The granting of a royal charter: an anachronism or a major development for ergonomics and human factors?

2015-10-27T15:51:46Z (GMT) by Roger Haslam
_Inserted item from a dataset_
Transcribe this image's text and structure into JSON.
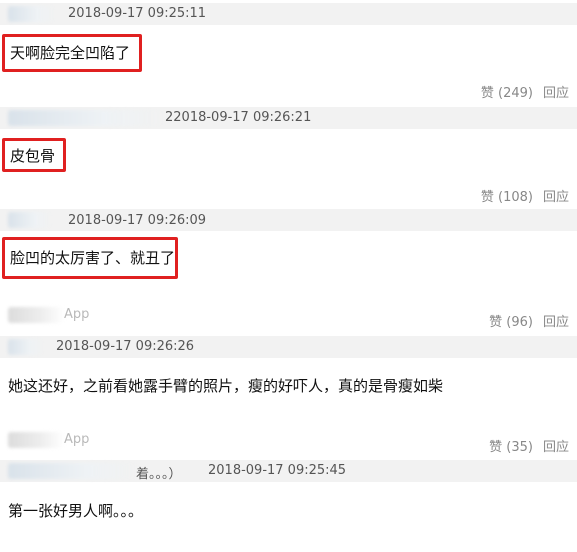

Ergonomics and human factors (EHF) has come a long way since the discipline and profession first started to become organised and coalesce with the forming of the Ergonomics Research Society in the UK in 1949, the Human Factors Society of America in 1957 and the founding of the International Ergonomics Association in 1959. Various authors have mapped this history, for example Edholm and Murrell (1973), Waterson and Sell (2006), Waterson and Eason (2009), Waterson (2011) in the UK; Chapanis (1999), Meister (1995, 1996, 1999) in USA, and IEA (2006) and Waterson et al (2012) for the IEA. In the UK, the Ergonomics Society, latterly the Institute of Ergonomics and Human Factors, has long harboured the desire to become Chartered, putting it in the same position as other long established, respected professions, for example accountants, architects, civil engineers, electrical engineers, nurses, veterinary surgeons, to name but a few. It has been a long journey but in May 2014, we received the news that at a meeting of the Privy Council held at Buckingham Palace, Her Majesty The Queen had approved an Order granting a Charter to the Institute (Privy Council, 2014). In pursuit of this goal, much work had to be done lobbying government departments whose support would be crucial to the success of the petition. The Institute also needed to ensure there would be no objection from cognate societies with whom our interests intersect. It was also a mammoth task to prepare the Charter and Byelaws, the governance documents under which the Chartered Institute would operate and which the Privy Council and Charity Commission needed to approve.